A Tradition Lacking In Relationship
Traditionally, managers focused on efficient operations and achieving targets. They gave little consideration for employees’ social, emotional, psychological and life-work balance needs. Employees were given little voice as to how their work would be done. Managers avoided developing relationships beyond what was required to deliver assigned tasks. This was all a part of that top down structure, where managers were expected to already have all the answers. (See “Leaving the Top-Down Model Behind”)
However, due to the changes and challenges in today’s workplace, supervisors can no longer function solely in the role of a traditional manager. In a competitive marketplace, teamwork is proving to be a key employee competency and core corporate characteristic.

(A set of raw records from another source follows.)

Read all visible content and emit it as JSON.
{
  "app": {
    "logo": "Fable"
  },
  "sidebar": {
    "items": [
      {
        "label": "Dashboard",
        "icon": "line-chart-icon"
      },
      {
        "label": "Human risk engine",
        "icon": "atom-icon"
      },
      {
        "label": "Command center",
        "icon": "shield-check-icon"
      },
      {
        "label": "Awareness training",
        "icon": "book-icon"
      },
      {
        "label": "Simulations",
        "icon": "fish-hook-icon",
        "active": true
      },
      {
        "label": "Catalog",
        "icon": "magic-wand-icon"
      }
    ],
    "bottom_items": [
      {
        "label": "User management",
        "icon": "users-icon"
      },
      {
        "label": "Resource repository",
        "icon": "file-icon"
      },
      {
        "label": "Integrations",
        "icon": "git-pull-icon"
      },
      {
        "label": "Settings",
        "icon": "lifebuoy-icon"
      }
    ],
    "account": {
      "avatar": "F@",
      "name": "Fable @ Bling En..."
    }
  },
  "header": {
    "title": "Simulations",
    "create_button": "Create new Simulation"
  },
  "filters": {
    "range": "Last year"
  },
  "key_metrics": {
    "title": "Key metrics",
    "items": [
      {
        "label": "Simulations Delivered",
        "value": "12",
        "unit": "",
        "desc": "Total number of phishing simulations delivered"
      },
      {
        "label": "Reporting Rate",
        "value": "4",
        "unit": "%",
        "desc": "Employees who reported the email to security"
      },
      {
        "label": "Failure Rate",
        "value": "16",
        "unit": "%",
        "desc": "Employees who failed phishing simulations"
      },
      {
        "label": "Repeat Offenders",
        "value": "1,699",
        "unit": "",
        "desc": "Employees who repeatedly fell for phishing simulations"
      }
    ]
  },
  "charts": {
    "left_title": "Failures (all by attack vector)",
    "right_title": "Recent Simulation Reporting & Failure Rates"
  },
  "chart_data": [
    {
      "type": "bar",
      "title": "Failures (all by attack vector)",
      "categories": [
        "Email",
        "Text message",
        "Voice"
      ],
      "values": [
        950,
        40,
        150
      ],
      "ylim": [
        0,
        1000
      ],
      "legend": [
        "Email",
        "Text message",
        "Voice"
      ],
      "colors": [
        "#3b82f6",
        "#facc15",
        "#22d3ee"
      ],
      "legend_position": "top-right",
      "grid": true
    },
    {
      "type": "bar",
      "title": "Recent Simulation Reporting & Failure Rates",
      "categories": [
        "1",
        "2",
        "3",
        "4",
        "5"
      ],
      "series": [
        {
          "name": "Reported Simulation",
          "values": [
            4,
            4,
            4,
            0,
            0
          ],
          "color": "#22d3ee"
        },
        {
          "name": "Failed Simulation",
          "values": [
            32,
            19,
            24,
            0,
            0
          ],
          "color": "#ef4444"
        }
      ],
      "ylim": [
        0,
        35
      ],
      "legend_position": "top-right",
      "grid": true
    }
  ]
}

The problem is, how do we translate principles of effective teamwork into the context of an employee-supervisor relationship?
Competitive Edge: Teamwork
One way to provide a context for effective teamwork is to turn leaders into coaches. A leader may be focused on unit or personal goals only whereas the coach is other-oriented. A coach is focused on helping others to achieve results that are important to them and the group/team. It entails listening actively, asking powerful questions, helping an individual to obtain new perspectives and options and supporting the individual to find her/his own solutions and answers and being there through the change implementation process. A leader can be a coach but not all leaders are coaches. A leader-coach is able to lead better a team made up of individuals with diverse needs and interests.
While more supportive, coaching still implies a top down relationship, where the manager is expected to have the answers.
Dr. Steve Stowell and the Center for Management and Organization Effectiveness stress that leaders need to go beyond just being a coach. Employees need to be able to contribute their perspectives and ideas into the relationship.
Consequently, for successful teamwork in today’s workplace, leaders need to not only coach, but also develop a partnership-like relationship with their employees. As Dr. Steve Stowell put it, “Leaders must learn how to convert employees into allies, not adversaries, without sacrificing standards of quality and productivity.” (Stowell and Starcevich, 2)* As allies, managers and employees can share a common cause to “accomplish the job in the best way possible”. This is a significant competitive edge.
Thoughts to Consider
• What is one way supervisors can turn employees into allies?
• How can your workplace support a culture of partnership-like relationships?
Improving the performance of your organization.
• Stowell, Steven, and Matt Starcevich. The Coach: Creating Partnerships for a Competitive Edge. 1987. Sandy City: The Center for Management and Organization Effectiveness, 2014. Print.